Holdings: The Board granted the appellant's request for review, vacated the arbitration decision with respect to the appellant's discrimination claims, the denial of compensatory damages, and the limitation of back pay to a 4-month period, and forwarded these matters to the Dallas Regional Office for further adjudication:
1. An arbitrator's determinations are entitled to deference unless the arbitrator erred in his legal analysis, for example, by misallocating the burdens of proof or employing the wrong analytical framework. The Board may make its own findings when the arbitrator has failed to set forth any legal standard governing his evaluation of the evidence.

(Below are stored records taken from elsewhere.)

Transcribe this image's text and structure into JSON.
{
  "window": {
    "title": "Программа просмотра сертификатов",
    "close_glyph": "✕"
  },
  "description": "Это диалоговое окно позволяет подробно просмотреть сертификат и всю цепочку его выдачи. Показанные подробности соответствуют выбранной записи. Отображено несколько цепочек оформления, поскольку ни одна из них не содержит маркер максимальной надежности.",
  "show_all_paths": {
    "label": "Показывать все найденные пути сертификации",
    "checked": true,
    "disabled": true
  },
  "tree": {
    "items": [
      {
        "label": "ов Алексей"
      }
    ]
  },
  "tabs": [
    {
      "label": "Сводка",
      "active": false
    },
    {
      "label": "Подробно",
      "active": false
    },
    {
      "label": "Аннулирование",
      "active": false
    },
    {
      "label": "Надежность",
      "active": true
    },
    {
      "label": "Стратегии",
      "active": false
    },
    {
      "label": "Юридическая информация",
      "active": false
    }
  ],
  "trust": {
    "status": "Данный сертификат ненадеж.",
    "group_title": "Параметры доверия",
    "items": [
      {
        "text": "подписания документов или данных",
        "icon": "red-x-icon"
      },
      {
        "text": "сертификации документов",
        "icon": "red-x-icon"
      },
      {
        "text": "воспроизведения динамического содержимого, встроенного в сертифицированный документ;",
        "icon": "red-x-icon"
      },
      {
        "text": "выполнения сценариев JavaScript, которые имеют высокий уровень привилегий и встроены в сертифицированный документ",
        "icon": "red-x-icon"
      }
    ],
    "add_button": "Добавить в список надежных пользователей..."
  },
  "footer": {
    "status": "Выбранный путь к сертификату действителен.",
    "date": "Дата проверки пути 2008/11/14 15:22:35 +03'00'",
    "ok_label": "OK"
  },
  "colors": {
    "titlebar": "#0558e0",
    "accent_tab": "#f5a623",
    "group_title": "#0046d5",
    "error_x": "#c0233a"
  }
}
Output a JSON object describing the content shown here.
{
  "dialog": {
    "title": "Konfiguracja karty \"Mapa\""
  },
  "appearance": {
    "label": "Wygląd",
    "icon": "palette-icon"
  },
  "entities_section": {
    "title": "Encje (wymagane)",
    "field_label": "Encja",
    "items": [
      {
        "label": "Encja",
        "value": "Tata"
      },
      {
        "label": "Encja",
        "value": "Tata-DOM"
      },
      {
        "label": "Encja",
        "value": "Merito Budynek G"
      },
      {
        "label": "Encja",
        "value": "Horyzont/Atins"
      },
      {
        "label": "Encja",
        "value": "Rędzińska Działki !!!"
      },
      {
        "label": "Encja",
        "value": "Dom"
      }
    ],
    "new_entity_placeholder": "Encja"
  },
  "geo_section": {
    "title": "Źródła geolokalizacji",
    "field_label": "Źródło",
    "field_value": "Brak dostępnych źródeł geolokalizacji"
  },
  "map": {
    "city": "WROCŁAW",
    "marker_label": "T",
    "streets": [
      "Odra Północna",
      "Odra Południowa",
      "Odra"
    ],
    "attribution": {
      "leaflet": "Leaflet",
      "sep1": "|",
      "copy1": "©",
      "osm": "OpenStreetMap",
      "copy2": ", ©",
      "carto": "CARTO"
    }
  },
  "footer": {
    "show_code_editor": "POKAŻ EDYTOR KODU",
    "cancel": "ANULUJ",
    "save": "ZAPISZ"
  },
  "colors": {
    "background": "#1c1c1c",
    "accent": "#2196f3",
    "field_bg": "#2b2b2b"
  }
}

2. The Board found that the arbitrator failed to analyze the appellant's discrimination claims under any recognizable legal standard or framework. Similarly, the arbitrator did not state the standard he applied in deciding to limit the appellant's back pay to a 4-month period or in finding that no compensatory damages were appropriate. Accordingly, the Board vacated these portions of the arbitration decision and forwarded the matter to the Board's Dallas Regional Office for assignment to an administrative judge to make recommended findings on these issues under the appropriate legal standards.
The U.S. Court of Appeals for the Federal Circuit issued nonprecedential decisions in the followings cases:
Jones v. Merit Systems Protection Board, No. 2012-3114 (Sept. 7, 2012) (MSPB Docket No. DE-3330-10-0361-l-1) (affirming the Board's decision, which dismissed claims arising under the Veterans Employment Opportunities Act when the agency did not select him for a public health advisor position)
Bass v. Merit Systems Protection Board, No. 2012-3086 (Sept. 10, 2012) (MSPB Docket No. CB-7121-11-0022-V-1) (affirming the Board's decision, which dismissed for lack of jurisdiction a request for review of an arbitration decision)
Young v. U.S. Postal Service, No. 2012-3105 (Sept. 10, 2012) (MSPB Docket No. AT-0752-09-0177-X-1) (affirming the Board's decision, which found that the agency breached a settlement agreement and ordered specific performance)
Graves v. Department of the Air Force, No. 2012-3128 (Sept. 10, 2012) (MSPB Docket No. SF-3330-10-0696-I-3) (affirming the Board's decision, which found that the agency did not violate Graves' veterans' preference rights in connection with selections for various vacancies)